Too Much Information
In this research, Digital Shadows assessed the sensitive data exposed from some of the most ubiquitous file sharing services across the Internet. We found over twelve petabytes of publicly available data across open Amazon S3 buckets, rsync, SMB, FTP servers, misconfigured websites, and NAS drives. Here are some of the key findings:
• The amount of exposed data is staggering. Over twelve petabytes of data is exposed (12,000 terabytes). For context, this is over four thousand times larger than the “Panama Papers” leak (2.6 terabytes).
• This is a global problem, but the United States takes the gold. While the majority of countries are affected (>95%), the United States experienced the most exposure with 239,607,590 files.
• Amazon S3 buckets get the glory, but aren’t the full story. S3 buckets only account for 7 percent of exposed data we discovered; older, yet still widely used, technologies – such as SMB (33 percent), rsync (28 percent) and FTP (26 percent) – contributed the most exposure.
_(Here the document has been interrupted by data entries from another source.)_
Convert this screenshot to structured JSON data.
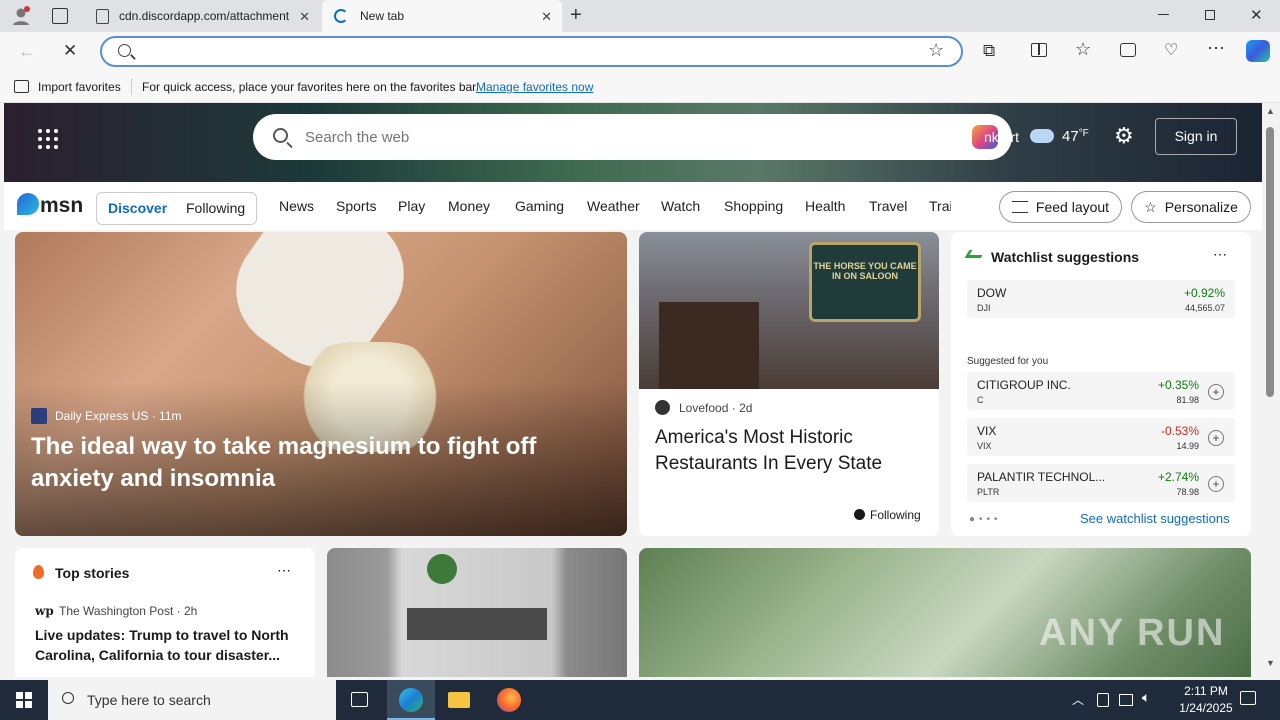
{
  "browser": {
    "tabs": [
      {
        "title": "cdn.discordapp.com/attachment"
      },
      {
        "title": "New tab"
      }
    ],
    "omnibox_value": "",
    "favbar": {
      "import_label": "Import favorites",
      "hint": "For quick access, place your favorites here on the favorites bar.",
      "manage_link": "Manage favorites now"
    }
  },
  "msn": {
    "search_placeholder": "Search the web",
    "weather_city": "nkfurt",
    "weather_temp": "47",
    "weather_unit": "°F",
    "sign_in": "Sign in",
    "logo_text": "msn",
    "tabs": {
      "discover": "Discover",
      "following": "Following"
    },
    "nav": [
      "News",
      "Sports",
      "Play",
      "Money",
      "Gaming",
      "Weather",
      "Watch",
      "Shopping",
      "Health",
      "Travel",
      "Trai"
    ],
    "feed_layout": "Feed layout",
    "personalize": "Personalize",
    "main_story": {
      "source": "Daily Express US",
      "age": "11m",
      "title": "The ideal way to take magnesium to fight off anxiety and insomnia"
    },
    "second_story": {
      "source": "Lovefood",
      "age": "2d",
      "title": "America's Most Historic Restaurants In Every State",
      "following": "Following",
      "sign_text": "THE HORSE YOU CAME IN ON SALOON"
    },
    "watchlist": {
      "title": "Watchlist suggestions",
      "suggested_label": "Suggested for you",
      "see_link": "See watchlist suggestions",
      "top": {
        "name": "DOW",
        "symbol": "DJI",
        "change": "+0.92%",
        "price": "44,565.07"
      },
      "items": [
        {
          "name": "CITIGROUP INC.",
          "symbol": "C",
          "change": "+0.35%",
          "price": "81.98",
          "dir": "up"
        },
        {
          "name": "VIX",
          "symbol": "VIX",
          "change": "-0.53%",
          "price": "14.99",
          "dir": "down"
        },
        {
          "name": "PALANTIR TECHNOL...",
          "symbol": "PLTR",
          "change": "+2.74%",
          "price": "78.98",
          "dir": "up"
        }
      ]
    },
    "top_stories": {
      "title": "Top stories",
      "source": "The Washington Post",
      "age": "2h",
      "headline": "Live updates: Trump to travel to North Carolina, California to tour disaster..."
    },
    "watermark": "ANY RUN"
  },
  "taskbar": {
    "search_placeholder": "Type here to search",
    "time": "2:11 PM",
    "date": "1/24/2025"
  },
  "colors": {
    "accent": "#0f6cbd",
    "up": "#0f7b0f",
    "down": "#c42b1c",
    "taskbar": "#1f2b3a"
  }
}
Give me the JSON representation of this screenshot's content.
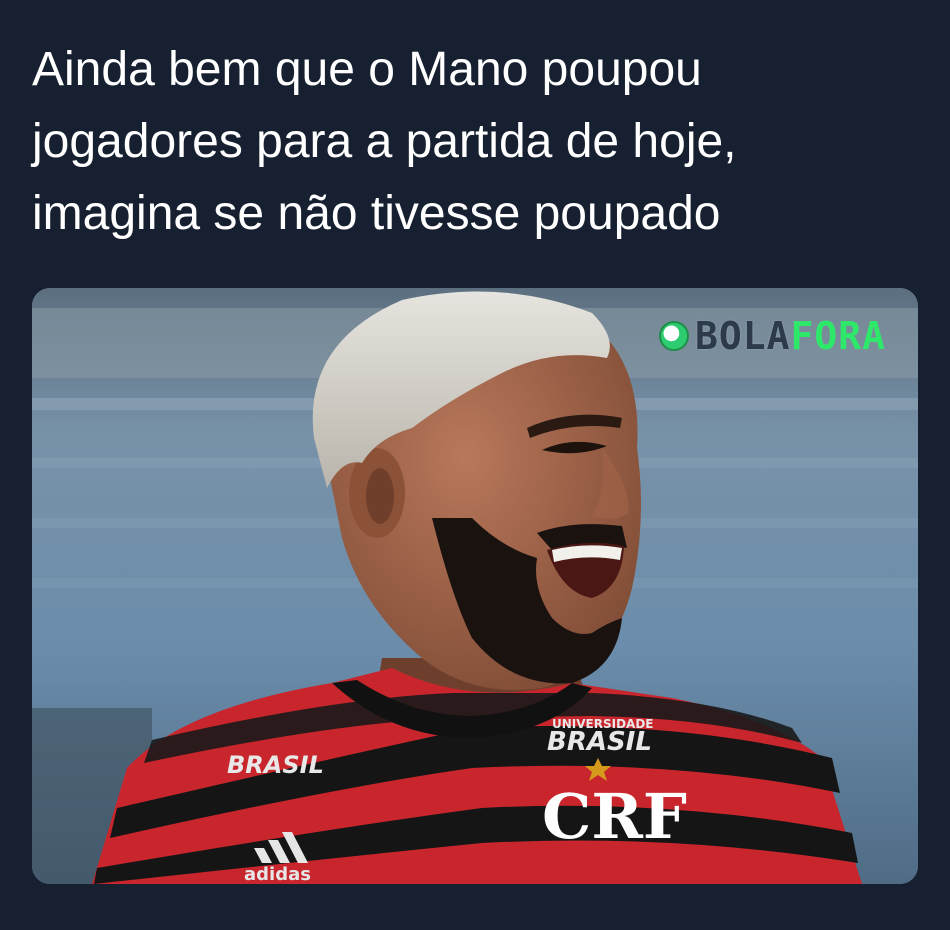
{
  "post": {
    "lines": [
      "Ainda bem que o Mano poupou",
      "jogadores para a partida de hoje,",
      "imagina se não tivesse poupado"
    ]
  },
  "media": {
    "watermark_part1": "BOLA",
    "watermark_part2": "FORA",
    "watermark_icon": "soccer-ball-icon",
    "jersey_sponsor_left": "BRASIL",
    "jersey_sponsor_right_top": "UNIVERSIDADE",
    "jersey_sponsor_right": "BRASIL",
    "jersey_crest": "CRF",
    "jersey_brand": "adidas",
    "colors": {
      "background": "#162030",
      "watermark_green": "#2ee86a",
      "jersey_red": "#c8262c",
      "jersey_black": "#151515"
    }
  }
}
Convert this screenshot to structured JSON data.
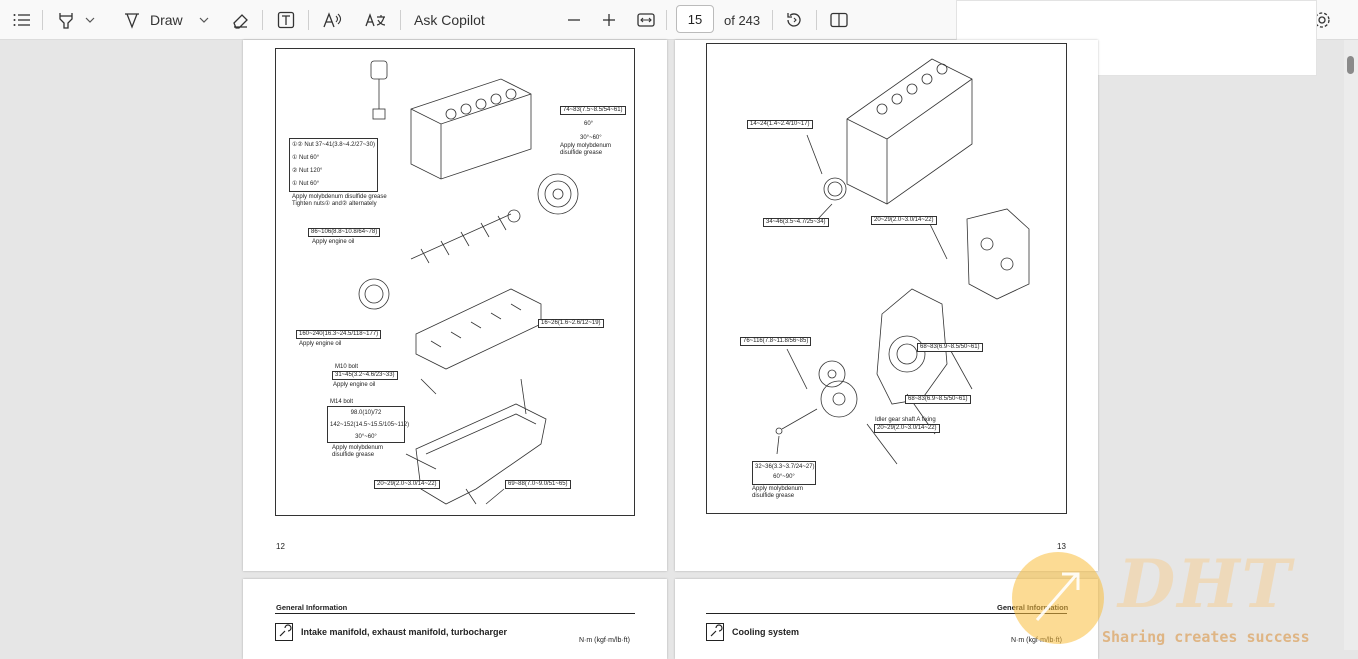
{
  "toolbar": {
    "draw_label": "Draw",
    "ask_copilot_label": "Ask Copilot",
    "page_number": "15",
    "page_total": "of 243"
  },
  "page12": {
    "page_number": "12",
    "labels": {
      "torque1": "74~83(7.5~8.5/54~61)",
      "angle1a": "60°",
      "angle1b": "30°~60°",
      "moly1": "Apply molybdenum",
      "moly1b": "disulfide grease",
      "nut1": "①② Nut 37~41(3.8~4.2/27~30)",
      "nut2": "① Nut 60°",
      "nut3": "② Nut 120°",
      "nut4": "① Nut 60°",
      "nut_note1": "Apply molybdenum disulfide grease",
      "nut_note2": "Tighten nuts① and② alternately",
      "torque2": "86~106(8.8~10.8/64~78)",
      "oil1": "Apply engine oil",
      "torque3": "16~26(1.6~2.6/12~19)",
      "torque4": "160~240(16.3~24.5/118~177)",
      "oil2": "Apply engine oil",
      "m10": "M10 bolt",
      "torque5": "31~45(3.2~4.6/23~33)",
      "oil3": "Apply engine oil",
      "m14": "M14 bolt",
      "m14a": "98.0(10)/72",
      "m14b": "142~152(14.5~15.5/105~112)",
      "m14c": "30°~60°",
      "moly2": "Apply molybdenum",
      "moly2b": "disulfide grease",
      "torque6": "20~29(2.0~3.0/14~22)",
      "torque7": "69~88(7.0~9.0/51~65)"
    }
  },
  "page13": {
    "page_number": "13",
    "labels": {
      "t1": "14~24(1.4~2.4/10~17)",
      "t2": "34~46(3.5~4.7/25~34)",
      "t3": "20~29(2.0~3.0/14~22)",
      "t4": "68~83(6.9~8.5/50~61)",
      "t5": "76~116(7.8~11.8/56~85)",
      "t6": "68~83(6.9~8.5/50~61)",
      "idler": "Idler gear shaft A fixing",
      "t7": "20~29(2.0~3.0/14~22)",
      "t8": "32~36(3.3~3.7/24~27)",
      "t8b": "60°~90°",
      "moly": "Apply molybdenum",
      "molyb": "disulfide grease"
    }
  },
  "page14": {
    "section": "General Information",
    "heading": "Intake manifold, exhaust manifold, turbocharger",
    "unit": "N·m (kgf·m/lb·ft)"
  },
  "page15": {
    "section": "General Information",
    "heading": "Cooling system",
    "unit": "N·m (kgf·m/lb·ft)"
  },
  "watermark": {
    "logo": "DHT",
    "slogan": "Sharing creates success"
  }
}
• Highly sensitive information is a major cause for concern. It’s not just the volume but the sensitivity of the data that is a major cause for concern. There were a number of instances of high severity exposure of personal information, intellectual property, and security assessments.
• Out of sight, out of mind, and out of pocket. With GDPR fast-approaching, there are clear regulatory concerns for organizations surrounding the protection of personal data. Loss of intellectual property also has considerable financial and reputational impacts.
• We need a better way to backup work files. Third parties and contractors were among the most common sources of sensitive data exposure. Therefore, make sure you take care in backing up your work data. Organizations can also play their part by providing backup solutions to users and educating contractors and consultants about the risks of copying and archiving up work files at home.